┌──

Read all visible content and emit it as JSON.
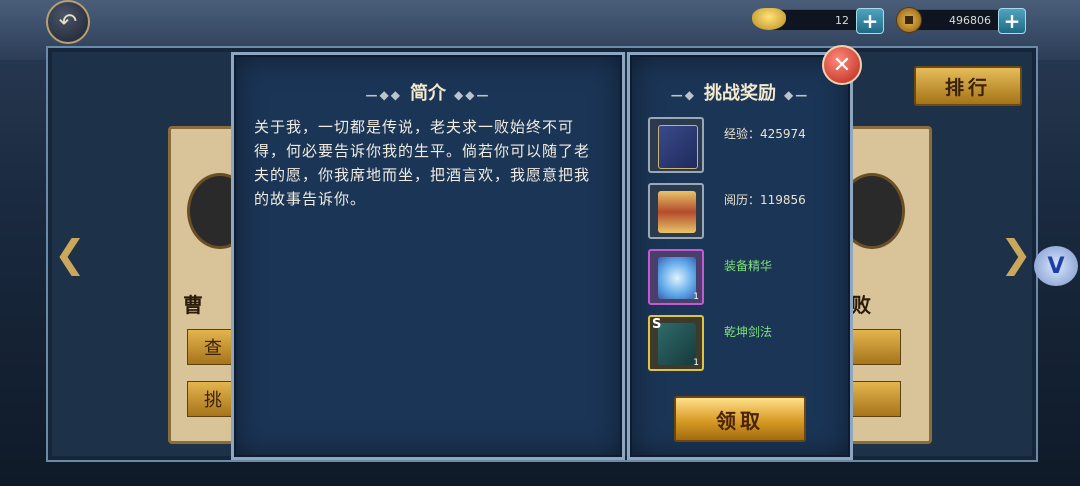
{
  "top_bar": {
    "gold_ingot": "12",
    "copper_coins": "496806",
    "back_icon": "back-arrow-icon",
    "plus_icon": "plus-icon"
  },
  "side": {
    "rank_label": "排行",
    "left_arrow": "❮",
    "right_arrow": "❯",
    "vip_icon": "V"
  },
  "cards": {
    "left_name": "曹",
    "left_btn1": "查",
    "left_btn2": "挑",
    "right_name": "败"
  },
  "intro": {
    "title": "简介",
    "text": "关于我，一切都是传说，老夫求一败始终不可得，何必要告诉你我的生平。倘若你可以随了老夫的愿，你我席地而坐，把酒言欢，我愿意把我的故事告诉你。"
  },
  "reward": {
    "title": "挑战奖励",
    "items": [
      {
        "label": "经验：425974",
        "icon": "exp-book-icon",
        "color": "#e9e3d0",
        "badge": ""
      },
      {
        "label": "阅历：119856",
        "icon": "scroll-icon",
        "color": "#e9e3d0",
        "badge": ""
      },
      {
        "label": "装备精华",
        "icon": "crystal-icon",
        "color": "#7fe07a",
        "badge": "1"
      },
      {
        "label": "乾坤剑法",
        "icon": "skill-manual-icon",
        "color": "#7fe07a",
        "badge": "1"
      }
    ],
    "claim_label": "领取",
    "close_icon": "✕"
  },
  "colors": {
    "accent_gold": "#d79a25",
    "reward_green": "#7fe07a",
    "panel_blue": "#1b3556"
  }
}
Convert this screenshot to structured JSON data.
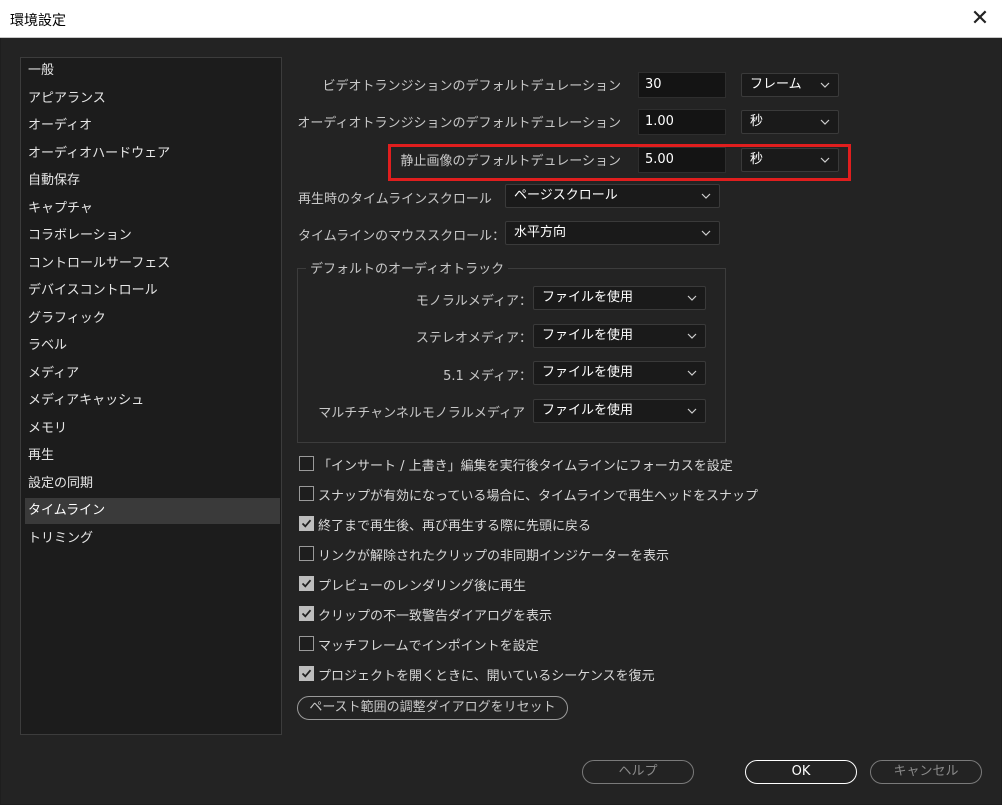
{
  "window": {
    "title": "環境設定",
    "close_glyph": "✕"
  },
  "sidebar": {
    "items": [
      {
        "label": "一般"
      },
      {
        "label": "アピアランス"
      },
      {
        "label": "オーディオ"
      },
      {
        "label": "オーディオハードウェア"
      },
      {
        "label": "自動保存"
      },
      {
        "label": "キャプチャ"
      },
      {
        "label": "コラボレーション"
      },
      {
        "label": "コントロールサーフェス"
      },
      {
        "label": "デバイスコントロール"
      },
      {
        "label": "グラフィック"
      },
      {
        "label": "ラベル"
      },
      {
        "label": "メディア"
      },
      {
        "label": "メディアキャッシュ"
      },
      {
        "label": "メモリ"
      },
      {
        "label": "再生"
      },
      {
        "label": "設定の同期"
      },
      {
        "label": "タイムライン",
        "selected": true
      },
      {
        "label": "トリミング"
      }
    ]
  },
  "settings": {
    "video_transition": {
      "label": "ビデオトランジションのデフォルトデュレーション",
      "value": "30",
      "unit": "フレーム"
    },
    "audio_transition": {
      "label": "オーディオトランジションのデフォルトデュレーション",
      "value": "1.00",
      "unit": "秒"
    },
    "still_image": {
      "label": "静止画像のデフォルトデュレーション",
      "value": "5.00",
      "unit": "秒"
    },
    "playback_scroll": {
      "label": "再生時のタイムラインスクロール",
      "value": "ページスクロール"
    },
    "mouse_scroll": {
      "label": "タイムラインのマウススクロール：",
      "value": "水平方向"
    }
  },
  "audio_tracks": {
    "title": "デフォルトのオーディオトラック",
    "mono": {
      "label": "モノラルメディア：",
      "value": "ファイルを使用"
    },
    "stereo": {
      "label": "ステレオメディア：",
      "value": "ファイルを使用"
    },
    "surround": {
      "label": "5.1 メディア：",
      "value": "ファイルを使用"
    },
    "multi_mono": {
      "label": "マルチチャンネルモノラルメディア",
      "value": "ファイルを使用"
    }
  },
  "checkboxes": [
    {
      "label": "「インサート / 上書き」編集を実行後タイムラインにフォーカスを設定",
      "checked": false
    },
    {
      "label": "スナップが有効になっている場合に、タイムラインで再生ヘッドをスナップ",
      "checked": false
    },
    {
      "label": "終了まで再生後、再び再生する際に先頭に戻る",
      "checked": true
    },
    {
      "label": "リンクが解除されたクリップの非同期インジケーターを表示",
      "checked": false
    },
    {
      "label": "プレビューのレンダリング後に再生",
      "checked": true
    },
    {
      "label": "クリップの不一致警告ダイアログを表示",
      "checked": true
    },
    {
      "label": "マッチフレームでインポイントを設定",
      "checked": false
    },
    {
      "label": "プロジェクトを開くときに、開いているシーケンスを復元",
      "checked": true
    }
  ],
  "buttons": {
    "reset_paste": "ペースト範囲の調整ダイアログをリセット",
    "help": "ヘルプ",
    "ok": "OK",
    "cancel": "キャンセル"
  },
  "colors": {
    "highlight": "#e01e1e",
    "selected_item": "#3a3a3a"
  }
}
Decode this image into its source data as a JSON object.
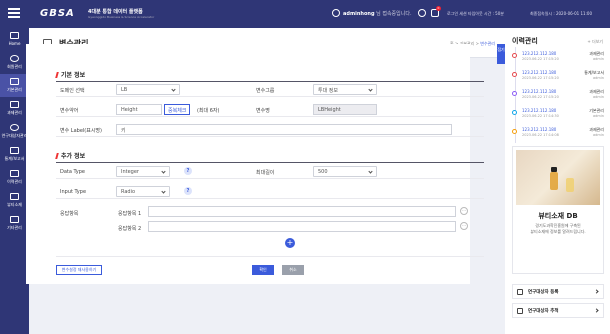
{
  "header": {
    "logo": "GBSA",
    "logo_sub": "4대분 통합 데이터 플랫폼",
    "logo_sub2": "Gyeonggido Business & Science Accelerator",
    "user_name": "adminhong",
    "user_suffix": "님 접속중입니다.",
    "notification_count": "0",
    "session_info": "로그인 세션 타임아웃 시간 : 50분",
    "last_access": "최종접속일시 : 2020-06-01 11:00"
  },
  "sidebar": {
    "items": [
      {
        "label": "Home",
        "icon": "home-icon"
      },
      {
        "label": "회원관리",
        "icon": "user-icon"
      },
      {
        "label": "기본관리",
        "icon": "monitor-icon"
      },
      {
        "label": "과제관리",
        "icon": "task-icon"
      },
      {
        "label": "연구대상자관리",
        "icon": "people-icon"
      },
      {
        "label": "통계/보고서",
        "icon": "chart-icon"
      },
      {
        "label": "이력관리",
        "icon": "history-icon"
      },
      {
        "label": "뷰티소재",
        "icon": "beauty-icon"
      },
      {
        "label": "기타관리",
        "icon": "etc-icon"
      }
    ],
    "active_index": 2
  },
  "page": {
    "title": "변수관리",
    "breadcrumb": [
      "홈",
      "기본관리",
      "변수관리"
    ]
  },
  "basic": {
    "section_title": "기본 정보",
    "domain_label": "도메인 선택",
    "domain_value": "LB",
    "group_label": "변수그룹",
    "group_value": "투대 정보",
    "code_label": "변수약어",
    "code_value": "Height",
    "dup_check": "중복체크",
    "max_hint": "(최대 6자)",
    "name_label": "변수명",
    "name_value": "LBHeight",
    "text_label": "변수 Label(표시명)",
    "text_value": "키"
  },
  "extra": {
    "section_title": "추가 정보",
    "dtype_label": "Data Type",
    "dtype_value": "Integer",
    "maxlen_label": "최대길이",
    "maxlen_value": "500",
    "itype_label": "Input Type",
    "itype_value": "Radio",
    "answers_label": "응답항목",
    "answer_items": [
      "응답항목 1",
      "응답항목 2"
    ],
    "help": "?",
    "more": "···",
    "add": "+"
  },
  "buttons": {
    "reset": "변수설정 재사용하기",
    "confirm": "확인",
    "cancel": "취소"
  },
  "history": {
    "title": "이력관리",
    "more": "+ 더보기",
    "fold_label": "접기",
    "items": [
      {
        "ip": "123.212.112.180",
        "date": "2023.06.22 17:15:20",
        "menu": "과제관리",
        "user": "admin",
        "color": "#e5484d"
      },
      {
        "ip": "123.212.112.180",
        "date": "2023.06.22 17:15:20",
        "menu": "통계/보고서",
        "user": "admin",
        "color": "#e5484d"
      },
      {
        "ip": "123.212.112.180",
        "date": "2023.06.22 17:15:20",
        "menu": "과제관리",
        "user": "admin",
        "color": "#8b5cf6"
      },
      {
        "ip": "123.212.112.180",
        "date": "2023.06.22 17:14:30",
        "menu": "기본관리",
        "user": "admin",
        "color": "#0ea5e9"
      },
      {
        "ip": "123.212.112.180",
        "date": "2023.06.22 17:14:08",
        "menu": "과제관리",
        "user": "admin",
        "color": "#f59e0b"
      }
    ]
  },
  "card": {
    "title": "뷰티소재 DB",
    "desc1": "경기도과학진흥원에 구축된",
    "desc2": "뷰티소재에 정보를 알려드립니다."
  },
  "links": [
    {
      "label": "연구대상자 등록",
      "icon": "edit-icon"
    },
    {
      "label": "연구대상자 추적",
      "icon": "layers-icon"
    }
  ]
}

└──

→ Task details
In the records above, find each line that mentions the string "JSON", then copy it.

→ Answer space
Read all visible content and emit it as JSON.
Convert this screenshot to structured JSON data.
Decode this image into its source data as a JSON object.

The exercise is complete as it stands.